“It should be universal so everyone in Western North Carolina knows what’s going on,” Douthit suggested.
Douthit pointed to a slope development ordinance in the town of Waynesville that uses a sliding scale. The steeper the slope, the less land can be disturbed.
“You can have sustainable development,” Douthit said.
Commissioner David Anthony said not too long ago, he could look at Bear Cove without seeing a single light on the side of the mountain. Not so now.
“I think this is something we need to look at,” Anthony said.
Chairman Jones said that they should take their time and do it correctly, however.

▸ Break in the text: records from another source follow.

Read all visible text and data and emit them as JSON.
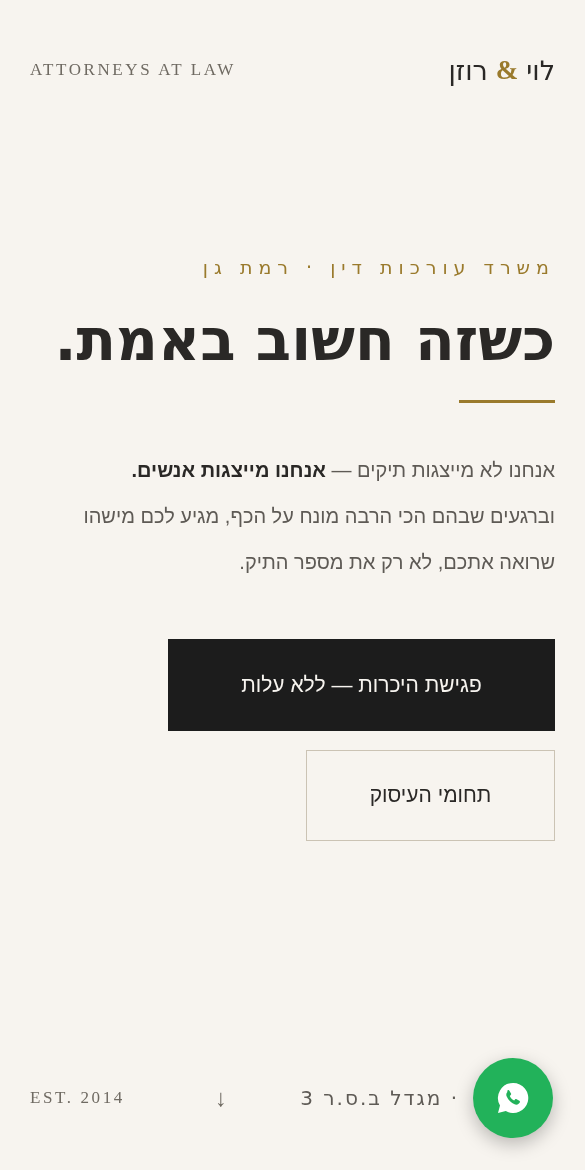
{
  "header": {
    "tagline": "ATTORNEYS AT LAW",
    "logo": {
      "first": "לוי",
      "ampersand": "&",
      "second": "רוזן"
    }
  },
  "hero": {
    "eyebrow": "משרד עורכות דין · רמת גן",
    "headline": "כשזה חשוב באמת.",
    "paragraph": "אנחנו לא מייצגות תיקים — **אנחנו מייצגות אנשים.** וברגעים שבהם הכי הרבה מונח על הכף, מגיע לכם מישהו שרואה אתכם, לא רק את מספר התיק.",
    "buttons": [
      {
        "kind": "primary",
        "label": "פגישת היכרות — ללא עלות"
      },
      {
        "kind": "outline",
        "label": "תחומי העיסוק"
      }
    ]
  },
  "footer": {
    "established": "EST. 2014",
    "scroll_arrow": "↓",
    "address": "· מגדל ב.ס.ר 3"
  }
}
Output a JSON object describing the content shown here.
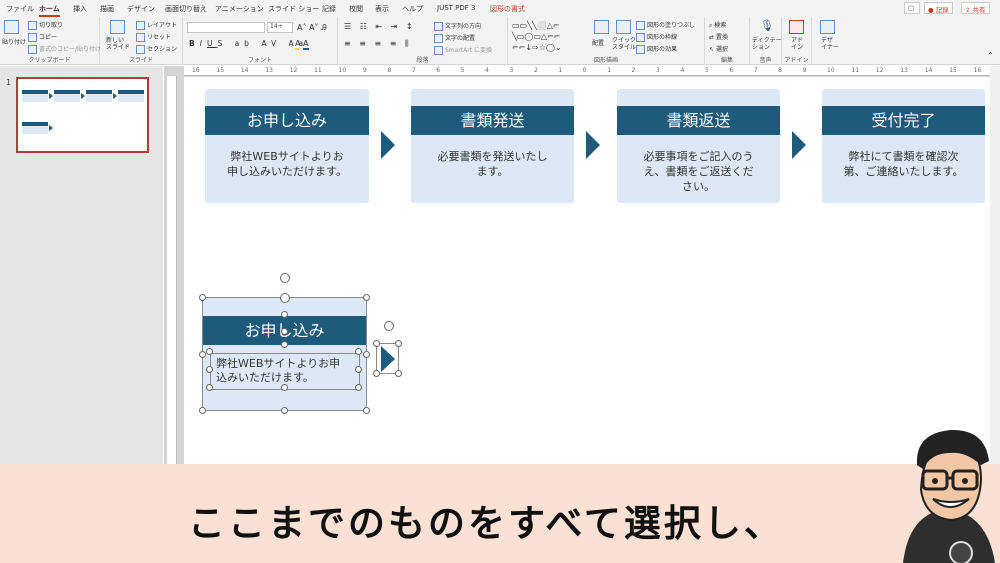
{
  "tabs": [
    "ファイル",
    "ホーム",
    "挿入",
    "描画",
    "デザイン",
    "画面切り替え",
    "アニメーション",
    "スライド ショー",
    "記録",
    "校閲",
    "表示",
    "ヘルプ",
    "JUST PDF 3",
    "図形の書式"
  ],
  "title_buttons": {
    "share": "共有",
    "record": "記録"
  },
  "ribbon": {
    "clipboard": {
      "paste": "貼り付け",
      "cut": "切り取り",
      "copy": "コピー",
      "format_painter": "書式のコピー/貼り付け",
      "label": "クリップボード"
    },
    "slides": {
      "new_slide": "新しい\nスライド",
      "layout": "レイアウト",
      "reset": "リセット",
      "section": "セクション",
      "label": "スライド"
    },
    "font": {
      "size": "14+",
      "label": "フォント"
    },
    "paragraph": {
      "text_direction": "文字列の方向",
      "align_text": "文字の配置",
      "smartart": "SmartArt に変換",
      "label": "段落"
    },
    "drawing": {
      "arrange": "配置",
      "quick_styles": "クイック\nスタイル",
      "fill": "図形の塗りつぶし",
      "outline": "図形の枠線",
      "effects": "図形の効果",
      "label": "図形描画"
    },
    "editing": {
      "find": "検索",
      "replace": "置換",
      "select": "選択",
      "label": "編集"
    },
    "voice": {
      "dictate": "ディクテー\nション",
      "label": "音声"
    },
    "addins": {
      "addins": "アド\nイン",
      "label": "アドイン"
    },
    "designer": {
      "designer": "デザ\nイナー"
    }
  },
  "thumb_number": "1",
  "ruler_labels": [
    "16",
    "15",
    "14",
    "13",
    "12",
    "11",
    "10",
    "9",
    "8",
    "7",
    "6",
    "5",
    "4",
    "3",
    "2",
    "1",
    "0",
    "1",
    "2",
    "3",
    "4",
    "5",
    "6",
    "7",
    "8",
    "9",
    "10",
    "11",
    "12",
    "13",
    "14",
    "15",
    "16"
  ],
  "steps": [
    {
      "title": "お申し込み",
      "body": "弊社WEBサイトよりお\n申し込みいただけます。"
    },
    {
      "title": "書類発送",
      "body": "必要書類を発送いたし\nます。"
    },
    {
      "title": "書類返送",
      "body": "必要事項をご記入のう\nえ、書類をご返送くだ\nさい。"
    },
    {
      "title": "受付完了",
      "body": "弊社にて書類を確認次\n第、ご連絡いたします。"
    }
  ],
  "selected_card": {
    "title": "お申し込み",
    "body": "弊社WEBサイトよりお申\n込みいただけます。"
  },
  "caption": "ここまでのものをすべて選択し、",
  "colors": {
    "accent": "#1d5a7b",
    "card_bg": "#dce8f5",
    "caption_bg": "#fbe1d3",
    "tab_context": "#c43e1c"
  }
}
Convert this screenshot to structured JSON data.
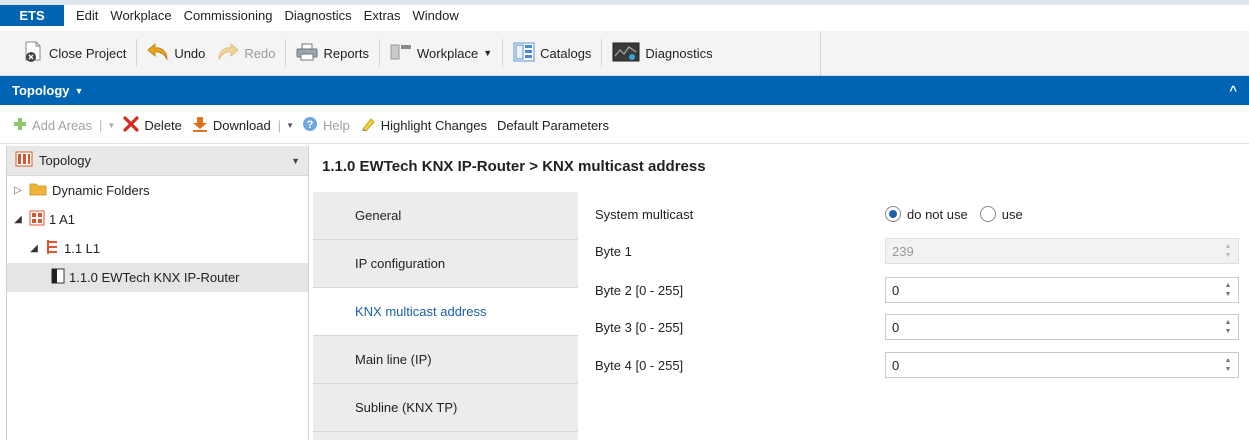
{
  "menubar": {
    "app_label": "ETS",
    "items": [
      "Edit",
      "Workplace",
      "Commissioning",
      "Diagnostics",
      "Extras",
      "Window"
    ]
  },
  "toolbar": {
    "close_project": "Close Project",
    "undo": "Undo",
    "redo": "Redo",
    "reports": "Reports",
    "workplace": "Workplace",
    "catalogs": "Catalogs",
    "diagnostics": "Diagnostics"
  },
  "panel": {
    "title": "Topology",
    "collapse_glyph": "^"
  },
  "actions": {
    "add_areas": "Add Areas",
    "delete": "Delete",
    "download": "Download",
    "help": "Help",
    "highlight_changes": "Highlight Changes",
    "default_parameters": "Default Parameters"
  },
  "tree": {
    "header": "Topology",
    "items": [
      {
        "label": "Dynamic Folders"
      },
      {
        "label": "1 A1"
      },
      {
        "label": "1.1 L1"
      },
      {
        "label": "1.1.0 EWTech KNX IP-Router"
      }
    ]
  },
  "detail": {
    "title": "1.1.0 EWTech KNX IP-Router > KNX multicast address",
    "tabs": [
      "General",
      "IP configuration",
      "KNX multicast address",
      "Main line (IP)",
      "Subline (KNX TP)"
    ],
    "active_tab": "KNX multicast address"
  },
  "params": {
    "system_multicast": {
      "label": "System multicast",
      "option_1": "do not use",
      "option_2": "use",
      "selected": "do not use"
    },
    "byte1": {
      "label": "Byte 1",
      "value": "239"
    },
    "byte2": {
      "label": "Byte 2 [0 - 255]",
      "value": "0"
    },
    "byte3": {
      "label": "Byte 3 [0 - 255]",
      "value": "0"
    },
    "byte4": {
      "label": "Byte 4 [0 - 255]",
      "value": "0"
    }
  },
  "colors": {
    "brand_blue": "#0064b4",
    "active_tab_text": "#1a5fa8",
    "delete_red": "#d62a1e",
    "download_orange": "#e0721c",
    "add_green": "#6fb24a"
  }
}
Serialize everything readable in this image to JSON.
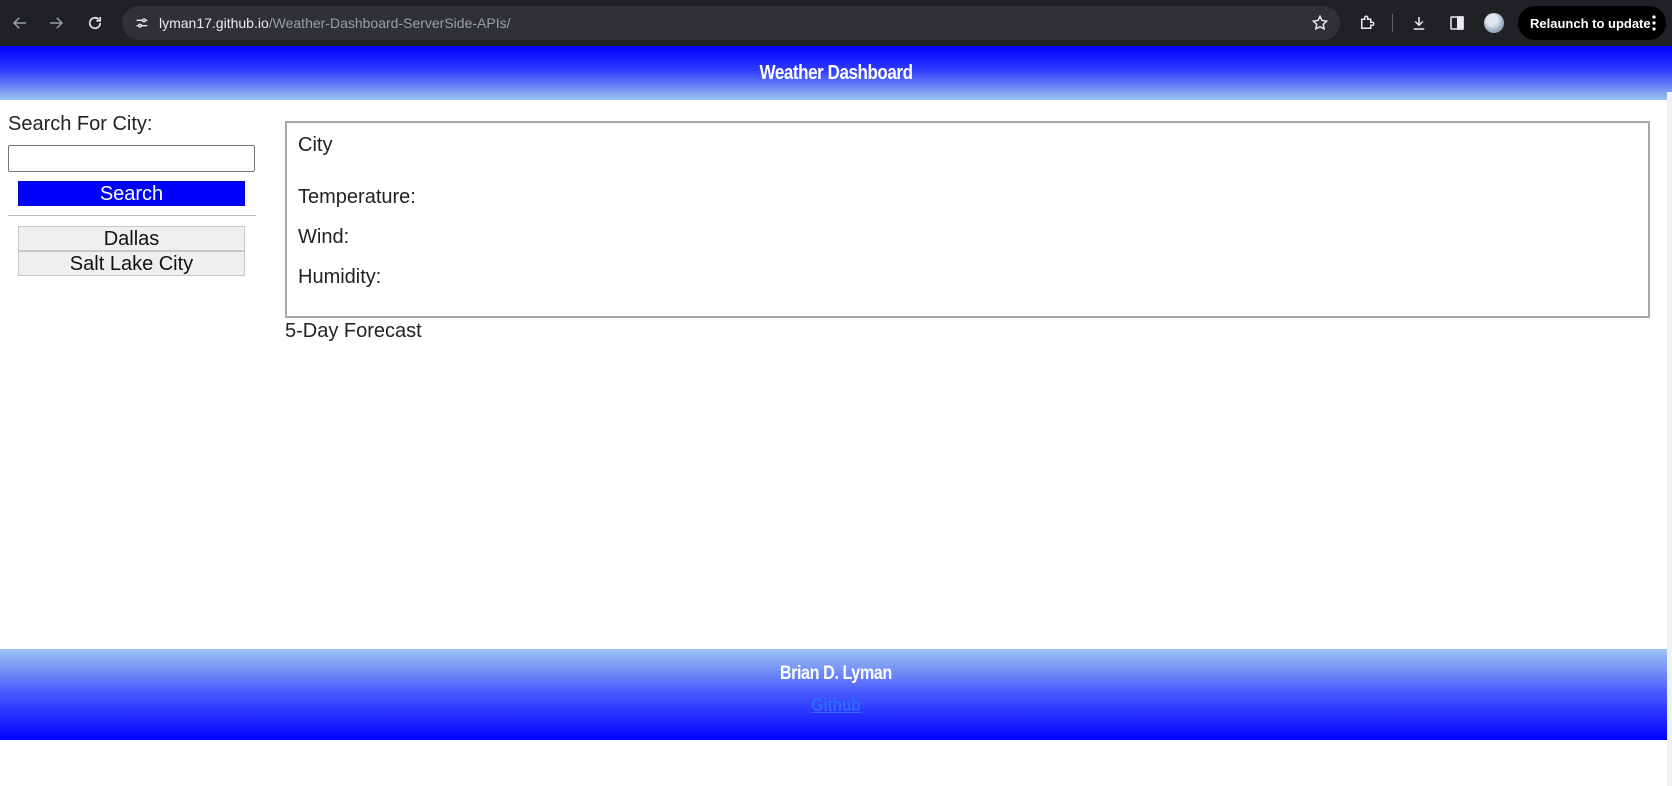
{
  "browser": {
    "url_host": "lyman17.github.io",
    "url_path": "/Weather-Dashboard-ServerSide-APIs/",
    "relaunch_label": "Relaunch to update"
  },
  "header": {
    "title": "Weather Dashboard"
  },
  "sidebar": {
    "search_label": "Search For City:",
    "search_value": "",
    "search_placeholder": "",
    "search_button_label": "Search",
    "history": [
      {
        "label": "Dallas"
      },
      {
        "label": "Salt Lake City"
      }
    ]
  },
  "current": {
    "city": "City",
    "temperature_label": "Temperature:",
    "wind_label": "Wind:",
    "humidity_label": "Humidity:"
  },
  "forecast": {
    "title": "5-Day Forecast"
  },
  "footer": {
    "author": "Brian D. Lyman",
    "link_label": "Github"
  },
  "colors": {
    "header_top": "#0000ff",
    "header_bottom": "#9cc3ef",
    "search_button": "#0000ff",
    "chrome_bg": "#202124"
  },
  "icons": {
    "back": "arrow-left-icon",
    "forward": "arrow-right-icon",
    "reload": "reload-icon",
    "site_info": "tune-icon",
    "bookmark": "star-icon",
    "extensions": "puzzle-icon",
    "downloads": "download-icon",
    "side_panel": "side-panel-icon",
    "profile": "avatar",
    "menu": "kebab-menu-icon"
  }
}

Monteith brought up Gunter’s idea of a moratorium on steep slope development in the meantime to stop a flood of construction permits before guidelines take effect.
Chairman Jones questioned whether that was legal.
“We don’t want to cripple the whole county,” Jones said.
“But we want to have a county left when we’re done,” Gunter countered.
In an interview several days after the meeting, County Manager Kevin King said the commissioners have opted not to do a moratorium, citing it as too extreme.
“It is a consensus of the individual board members that they do not want to do that,” King said. It is unclear whether King asked all the commissioners their opinion on a moratorium, or only some of them.
Another round of discussion was prompted over access for emergency vehicles. Developers are building roads that are too narrow and steep for fire trucks and ambulances to get up, commissioners said. Earl Jones of Alarka said it was the county’s responsibility to look out for the safety of citizens and ensure rescue vehicles can get to homes. He said volunteer rescue workers cannot be expected to risk their own safety trying to get vehicles up some of these mountain roads.
An audience member, Ken Jones, compared Bryson City to a town he once lived in Florida.
“It used to be a sleepy little town, but people discovered it just like they are discovering Swain County,” Ken Jones said. “By the year 2000 it was an entire disaster. It was complete uncontrolled growth. I would hate to see that happen here.”